- _What to produce_: Go through the material and return every line that contains the string "Alternative".
========================================================================
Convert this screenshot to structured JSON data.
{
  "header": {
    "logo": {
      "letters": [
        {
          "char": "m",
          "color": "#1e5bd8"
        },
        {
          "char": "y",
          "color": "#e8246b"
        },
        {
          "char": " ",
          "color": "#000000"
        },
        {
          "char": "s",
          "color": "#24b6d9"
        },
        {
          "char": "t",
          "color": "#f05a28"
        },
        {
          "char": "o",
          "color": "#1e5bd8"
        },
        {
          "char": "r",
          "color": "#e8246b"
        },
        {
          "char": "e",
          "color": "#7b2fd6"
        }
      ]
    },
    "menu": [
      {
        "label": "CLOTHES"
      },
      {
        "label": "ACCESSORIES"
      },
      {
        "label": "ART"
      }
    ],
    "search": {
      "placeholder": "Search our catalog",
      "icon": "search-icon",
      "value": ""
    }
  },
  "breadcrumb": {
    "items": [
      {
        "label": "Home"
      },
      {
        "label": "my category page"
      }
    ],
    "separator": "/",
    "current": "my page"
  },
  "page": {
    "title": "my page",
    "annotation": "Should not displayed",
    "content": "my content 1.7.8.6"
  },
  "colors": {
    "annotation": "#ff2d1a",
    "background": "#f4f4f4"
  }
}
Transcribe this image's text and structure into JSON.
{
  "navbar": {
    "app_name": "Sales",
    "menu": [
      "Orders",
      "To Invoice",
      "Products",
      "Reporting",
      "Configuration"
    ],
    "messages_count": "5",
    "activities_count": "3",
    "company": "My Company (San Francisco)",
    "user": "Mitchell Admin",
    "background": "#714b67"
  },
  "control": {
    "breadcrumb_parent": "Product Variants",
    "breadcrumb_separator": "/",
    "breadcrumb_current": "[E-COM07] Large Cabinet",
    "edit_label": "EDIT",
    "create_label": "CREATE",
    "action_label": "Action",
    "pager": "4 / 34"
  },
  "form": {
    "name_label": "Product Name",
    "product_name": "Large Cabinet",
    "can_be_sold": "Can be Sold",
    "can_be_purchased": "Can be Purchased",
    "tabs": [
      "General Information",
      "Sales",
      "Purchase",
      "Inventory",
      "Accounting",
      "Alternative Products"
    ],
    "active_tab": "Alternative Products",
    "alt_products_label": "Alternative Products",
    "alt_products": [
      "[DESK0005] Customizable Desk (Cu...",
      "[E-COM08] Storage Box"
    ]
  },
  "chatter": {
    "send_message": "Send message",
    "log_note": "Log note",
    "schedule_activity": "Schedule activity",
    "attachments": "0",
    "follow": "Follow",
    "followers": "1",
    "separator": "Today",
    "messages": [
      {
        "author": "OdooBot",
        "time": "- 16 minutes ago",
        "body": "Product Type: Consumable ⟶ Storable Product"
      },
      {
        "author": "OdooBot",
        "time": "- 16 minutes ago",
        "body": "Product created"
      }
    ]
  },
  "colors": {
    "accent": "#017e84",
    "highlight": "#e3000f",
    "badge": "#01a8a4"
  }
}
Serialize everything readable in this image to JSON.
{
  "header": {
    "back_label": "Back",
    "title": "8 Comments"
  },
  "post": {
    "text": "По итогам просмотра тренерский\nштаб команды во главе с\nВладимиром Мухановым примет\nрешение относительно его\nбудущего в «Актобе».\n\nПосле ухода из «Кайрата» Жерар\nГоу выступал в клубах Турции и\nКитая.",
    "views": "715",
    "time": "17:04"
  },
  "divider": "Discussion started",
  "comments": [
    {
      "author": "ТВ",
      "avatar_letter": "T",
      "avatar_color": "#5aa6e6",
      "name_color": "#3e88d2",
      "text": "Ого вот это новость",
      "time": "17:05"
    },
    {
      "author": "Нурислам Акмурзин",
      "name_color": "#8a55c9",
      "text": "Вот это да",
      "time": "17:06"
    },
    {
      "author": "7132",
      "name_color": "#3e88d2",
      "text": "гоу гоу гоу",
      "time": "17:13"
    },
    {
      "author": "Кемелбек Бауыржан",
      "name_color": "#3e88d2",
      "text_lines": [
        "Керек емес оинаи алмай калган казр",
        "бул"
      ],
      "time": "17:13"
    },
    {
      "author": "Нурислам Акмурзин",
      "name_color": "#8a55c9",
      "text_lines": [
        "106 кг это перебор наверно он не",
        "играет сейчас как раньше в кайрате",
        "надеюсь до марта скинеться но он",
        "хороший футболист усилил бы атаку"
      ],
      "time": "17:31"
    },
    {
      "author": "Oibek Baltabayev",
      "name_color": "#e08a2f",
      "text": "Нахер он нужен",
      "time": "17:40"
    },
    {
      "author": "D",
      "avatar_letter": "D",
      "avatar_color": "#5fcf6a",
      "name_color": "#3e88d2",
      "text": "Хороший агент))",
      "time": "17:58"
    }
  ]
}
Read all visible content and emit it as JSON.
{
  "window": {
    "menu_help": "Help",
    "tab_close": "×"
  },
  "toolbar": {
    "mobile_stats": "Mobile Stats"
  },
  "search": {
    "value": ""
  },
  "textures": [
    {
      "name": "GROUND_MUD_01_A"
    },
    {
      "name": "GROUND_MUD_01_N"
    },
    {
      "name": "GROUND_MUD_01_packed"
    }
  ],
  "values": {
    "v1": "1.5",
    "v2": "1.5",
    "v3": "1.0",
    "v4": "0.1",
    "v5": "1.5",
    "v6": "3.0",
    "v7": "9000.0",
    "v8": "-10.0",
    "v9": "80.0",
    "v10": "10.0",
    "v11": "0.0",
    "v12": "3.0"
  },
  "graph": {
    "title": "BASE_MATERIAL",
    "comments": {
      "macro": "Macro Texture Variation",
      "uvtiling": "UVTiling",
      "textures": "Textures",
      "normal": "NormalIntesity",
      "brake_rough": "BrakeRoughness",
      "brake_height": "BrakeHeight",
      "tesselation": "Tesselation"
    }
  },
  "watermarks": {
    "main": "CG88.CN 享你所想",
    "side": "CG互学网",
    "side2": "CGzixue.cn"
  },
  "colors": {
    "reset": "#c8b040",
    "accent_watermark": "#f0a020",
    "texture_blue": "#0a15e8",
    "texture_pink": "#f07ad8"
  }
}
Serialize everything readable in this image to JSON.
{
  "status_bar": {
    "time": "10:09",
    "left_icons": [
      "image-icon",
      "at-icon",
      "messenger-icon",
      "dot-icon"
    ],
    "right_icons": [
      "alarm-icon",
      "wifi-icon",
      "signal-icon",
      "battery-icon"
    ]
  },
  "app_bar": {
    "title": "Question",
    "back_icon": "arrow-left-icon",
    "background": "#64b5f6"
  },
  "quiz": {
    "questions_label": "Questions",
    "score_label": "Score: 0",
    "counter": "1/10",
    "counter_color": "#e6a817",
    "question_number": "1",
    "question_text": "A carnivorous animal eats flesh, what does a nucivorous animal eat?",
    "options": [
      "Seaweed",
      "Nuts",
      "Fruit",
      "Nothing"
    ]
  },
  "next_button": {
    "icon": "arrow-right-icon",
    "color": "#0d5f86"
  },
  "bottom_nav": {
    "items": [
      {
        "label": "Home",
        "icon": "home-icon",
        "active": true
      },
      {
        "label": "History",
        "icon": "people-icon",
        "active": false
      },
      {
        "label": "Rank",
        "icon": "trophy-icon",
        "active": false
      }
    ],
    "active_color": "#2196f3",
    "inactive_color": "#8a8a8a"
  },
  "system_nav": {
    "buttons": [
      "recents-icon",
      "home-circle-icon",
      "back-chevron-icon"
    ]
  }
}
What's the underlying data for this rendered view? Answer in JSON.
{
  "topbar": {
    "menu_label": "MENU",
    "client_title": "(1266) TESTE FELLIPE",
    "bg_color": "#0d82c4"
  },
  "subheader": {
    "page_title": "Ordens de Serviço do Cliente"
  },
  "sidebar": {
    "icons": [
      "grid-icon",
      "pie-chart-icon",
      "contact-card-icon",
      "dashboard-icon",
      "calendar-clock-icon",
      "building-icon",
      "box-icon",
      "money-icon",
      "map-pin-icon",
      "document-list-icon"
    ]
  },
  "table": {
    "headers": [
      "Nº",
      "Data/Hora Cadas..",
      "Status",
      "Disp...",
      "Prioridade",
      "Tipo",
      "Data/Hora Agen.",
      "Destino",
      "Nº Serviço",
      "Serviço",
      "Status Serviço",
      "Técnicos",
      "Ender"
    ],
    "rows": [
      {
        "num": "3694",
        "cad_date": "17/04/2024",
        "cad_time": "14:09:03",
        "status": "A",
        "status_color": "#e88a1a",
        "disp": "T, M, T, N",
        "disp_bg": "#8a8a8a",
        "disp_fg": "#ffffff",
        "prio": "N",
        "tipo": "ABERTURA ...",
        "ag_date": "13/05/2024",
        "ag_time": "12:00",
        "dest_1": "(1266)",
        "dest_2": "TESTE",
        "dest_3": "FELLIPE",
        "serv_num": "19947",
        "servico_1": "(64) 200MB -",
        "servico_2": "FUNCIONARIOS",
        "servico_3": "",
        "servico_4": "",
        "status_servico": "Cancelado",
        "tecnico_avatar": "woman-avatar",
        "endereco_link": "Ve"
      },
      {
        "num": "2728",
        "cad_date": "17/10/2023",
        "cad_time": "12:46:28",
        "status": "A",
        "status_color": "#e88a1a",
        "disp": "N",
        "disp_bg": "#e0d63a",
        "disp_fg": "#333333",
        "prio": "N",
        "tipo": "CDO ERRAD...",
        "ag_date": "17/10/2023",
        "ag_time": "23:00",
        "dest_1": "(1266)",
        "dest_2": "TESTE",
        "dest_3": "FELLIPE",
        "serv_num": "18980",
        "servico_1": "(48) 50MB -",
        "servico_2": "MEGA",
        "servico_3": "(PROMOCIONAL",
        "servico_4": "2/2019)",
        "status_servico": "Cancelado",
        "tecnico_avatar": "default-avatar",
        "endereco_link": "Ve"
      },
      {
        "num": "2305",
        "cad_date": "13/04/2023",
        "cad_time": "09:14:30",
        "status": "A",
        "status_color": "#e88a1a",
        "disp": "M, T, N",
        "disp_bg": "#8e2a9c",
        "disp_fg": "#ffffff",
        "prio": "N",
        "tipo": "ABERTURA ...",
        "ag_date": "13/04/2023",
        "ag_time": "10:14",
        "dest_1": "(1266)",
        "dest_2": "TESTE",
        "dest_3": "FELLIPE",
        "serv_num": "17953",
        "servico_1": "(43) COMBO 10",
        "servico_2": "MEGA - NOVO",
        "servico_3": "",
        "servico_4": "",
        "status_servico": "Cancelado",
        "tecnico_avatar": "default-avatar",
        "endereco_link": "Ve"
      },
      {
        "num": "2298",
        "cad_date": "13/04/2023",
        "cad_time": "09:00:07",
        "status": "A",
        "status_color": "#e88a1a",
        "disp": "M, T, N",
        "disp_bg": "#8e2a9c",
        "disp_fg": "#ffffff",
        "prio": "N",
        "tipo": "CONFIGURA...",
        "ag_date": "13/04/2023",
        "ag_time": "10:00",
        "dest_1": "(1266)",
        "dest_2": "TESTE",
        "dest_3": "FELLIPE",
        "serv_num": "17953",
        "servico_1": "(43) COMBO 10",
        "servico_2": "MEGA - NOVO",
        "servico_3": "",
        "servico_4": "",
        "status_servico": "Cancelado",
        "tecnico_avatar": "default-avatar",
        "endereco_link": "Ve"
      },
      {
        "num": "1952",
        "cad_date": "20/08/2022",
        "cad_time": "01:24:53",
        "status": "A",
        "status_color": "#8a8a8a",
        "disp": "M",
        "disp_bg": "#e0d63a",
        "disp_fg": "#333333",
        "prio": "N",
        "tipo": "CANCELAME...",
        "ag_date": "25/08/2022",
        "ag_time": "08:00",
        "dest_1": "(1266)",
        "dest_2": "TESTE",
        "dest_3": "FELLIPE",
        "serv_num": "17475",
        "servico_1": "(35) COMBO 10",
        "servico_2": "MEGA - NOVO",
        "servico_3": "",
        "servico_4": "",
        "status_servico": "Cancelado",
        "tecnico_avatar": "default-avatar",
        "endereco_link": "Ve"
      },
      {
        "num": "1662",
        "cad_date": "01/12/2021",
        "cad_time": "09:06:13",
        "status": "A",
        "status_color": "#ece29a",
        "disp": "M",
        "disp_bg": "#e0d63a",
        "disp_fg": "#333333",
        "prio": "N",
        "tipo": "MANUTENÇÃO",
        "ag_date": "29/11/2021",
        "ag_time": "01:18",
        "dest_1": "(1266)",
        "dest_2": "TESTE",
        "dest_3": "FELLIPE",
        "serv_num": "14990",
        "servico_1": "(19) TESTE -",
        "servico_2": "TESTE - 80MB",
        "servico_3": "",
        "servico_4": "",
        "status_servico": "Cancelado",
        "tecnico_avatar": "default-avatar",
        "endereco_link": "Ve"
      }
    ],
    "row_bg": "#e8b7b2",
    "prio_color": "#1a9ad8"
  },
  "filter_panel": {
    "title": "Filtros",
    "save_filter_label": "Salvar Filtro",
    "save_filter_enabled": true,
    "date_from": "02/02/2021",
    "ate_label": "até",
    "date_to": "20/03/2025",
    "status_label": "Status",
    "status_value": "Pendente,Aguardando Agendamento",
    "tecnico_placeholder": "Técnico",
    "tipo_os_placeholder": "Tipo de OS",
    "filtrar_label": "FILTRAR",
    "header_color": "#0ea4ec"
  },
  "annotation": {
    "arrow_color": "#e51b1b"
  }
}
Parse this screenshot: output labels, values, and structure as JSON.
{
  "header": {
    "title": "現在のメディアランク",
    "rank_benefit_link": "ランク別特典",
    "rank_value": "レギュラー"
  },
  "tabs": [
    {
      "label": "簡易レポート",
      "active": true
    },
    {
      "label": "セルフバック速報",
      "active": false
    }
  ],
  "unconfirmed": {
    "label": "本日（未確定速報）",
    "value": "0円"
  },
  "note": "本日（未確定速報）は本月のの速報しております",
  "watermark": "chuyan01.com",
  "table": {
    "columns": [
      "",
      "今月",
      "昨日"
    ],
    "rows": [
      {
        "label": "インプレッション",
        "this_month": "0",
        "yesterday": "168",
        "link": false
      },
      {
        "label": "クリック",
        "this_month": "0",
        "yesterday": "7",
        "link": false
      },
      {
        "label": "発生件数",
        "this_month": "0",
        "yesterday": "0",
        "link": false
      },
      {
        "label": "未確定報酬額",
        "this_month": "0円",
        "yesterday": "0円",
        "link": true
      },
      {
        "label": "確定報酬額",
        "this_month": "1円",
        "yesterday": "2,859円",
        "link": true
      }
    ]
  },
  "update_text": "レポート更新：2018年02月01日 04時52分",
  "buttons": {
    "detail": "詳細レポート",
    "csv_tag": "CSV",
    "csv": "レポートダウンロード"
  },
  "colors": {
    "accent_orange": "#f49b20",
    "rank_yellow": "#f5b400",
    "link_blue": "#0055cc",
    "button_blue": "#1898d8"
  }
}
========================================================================
- _Task result_:
      "Alternative Products"
    "active_tab": "Alternative Products",
    "alt_products_label": "Alternative Products",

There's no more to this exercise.